The son of Mrs. Annie E. Pugh, John Edwardes Pugh emigrated to Canada when he was 23 years old. A civil service clerk, he was living in Stoney Plain, Alberta when he enlisted in the Canadian Expeditionary Force on 23 Sept 1914. He served with the Alberta Dragoons until he was wounded on the Somme on 16 September 1916. When he recovered he transferred to aviation and following pilot training he flew the D.H.4 with 25 Squadron, becoming a flight commander and receiving the Distinguished Flying Cross in 1918 after eight months of operations.
Listed as John Edwards Pugh in the British Columbia death index.
Military Cross (MC)
Lt. John Edwardes Pugh, Can. Loc. Forces, and R.F.C.
For conspicuous gallantry and devotion to duty. He carried out twenty successful bombing raids and fifteen long-distance photographic reconnaissances, showing great determination in carrying out his work, in spite of strong opposition by enemy aircraft. In two days he took 108 photographs in the course of long-distance flights. During a period of five days he dropped three-quarters of a ton of bombs on enemy troops and transport, and engaged ground targets with machine-gun fire from a low altitude. On one occasion whilst on a bombing raid he was attacked by five enemy machines, one of which he destroyed.
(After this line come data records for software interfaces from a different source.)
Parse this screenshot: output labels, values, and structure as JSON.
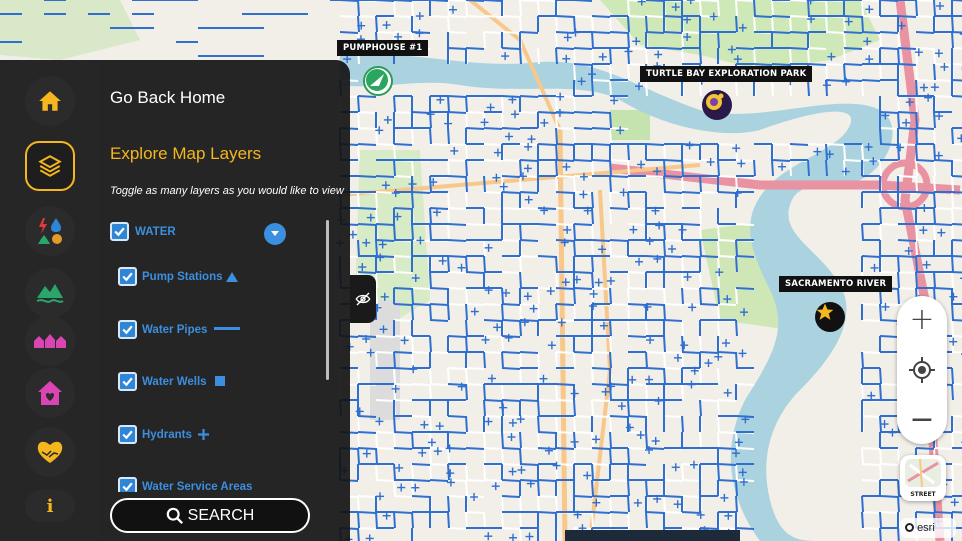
{
  "map": {
    "labels": {
      "pumphouse": "PUMPHOUSE #1",
      "turtle_bay": "TURTLE BAY EXPLORATION PARK",
      "sacramento_river": "SACRAMENTO RIVER"
    },
    "attribution": "esri"
  },
  "rail": {
    "home_icon": "home-icon",
    "layers_icon": "layers-icon",
    "utilities_icon": "utilities-icon",
    "landscape_icon": "landscape-icon",
    "neighborhood_icon": "neighborhood-icon",
    "house_icon": "house-heart-icon",
    "community_icon": "heart-hands-icon",
    "info_icon": "info-icon",
    "info_glyph": "i"
  },
  "panel": {
    "home_link": "Go Back Home",
    "layers_title": "Explore Map Layers",
    "layers_subtitle": "Toggle as many layers as you would like to view",
    "group": {
      "label": "WATER",
      "checked": true
    },
    "layers": [
      {
        "label": "Pump Stations",
        "checked": true,
        "symbol": "triangle"
      },
      {
        "label": "Water Pipes",
        "checked": true,
        "symbol": "line"
      },
      {
        "label": "Water Wells",
        "checked": true,
        "symbol": "square"
      },
      {
        "label": "Hydrants",
        "checked": true,
        "symbol": "plus"
      },
      {
        "label": "Water Service Areas",
        "checked": true,
        "symbol": "area"
      }
    ],
    "search_label": "SEARCH"
  },
  "controls": {
    "zoom_in": "+",
    "locate": "locate-icon",
    "zoom_out": "−",
    "basemap_label": "STREET"
  },
  "colors": {
    "accent": "#f6b61e",
    "layer_blue": "#3b8fde",
    "pipe_blue": "#2f6fd0",
    "river": "#aad3df",
    "park": "#c8e6b0",
    "highway": "#e892a2"
  }
}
He set a splendid example of skill and resource.
Supplement to the London Gazette, 22 June 1918 (30761/7429)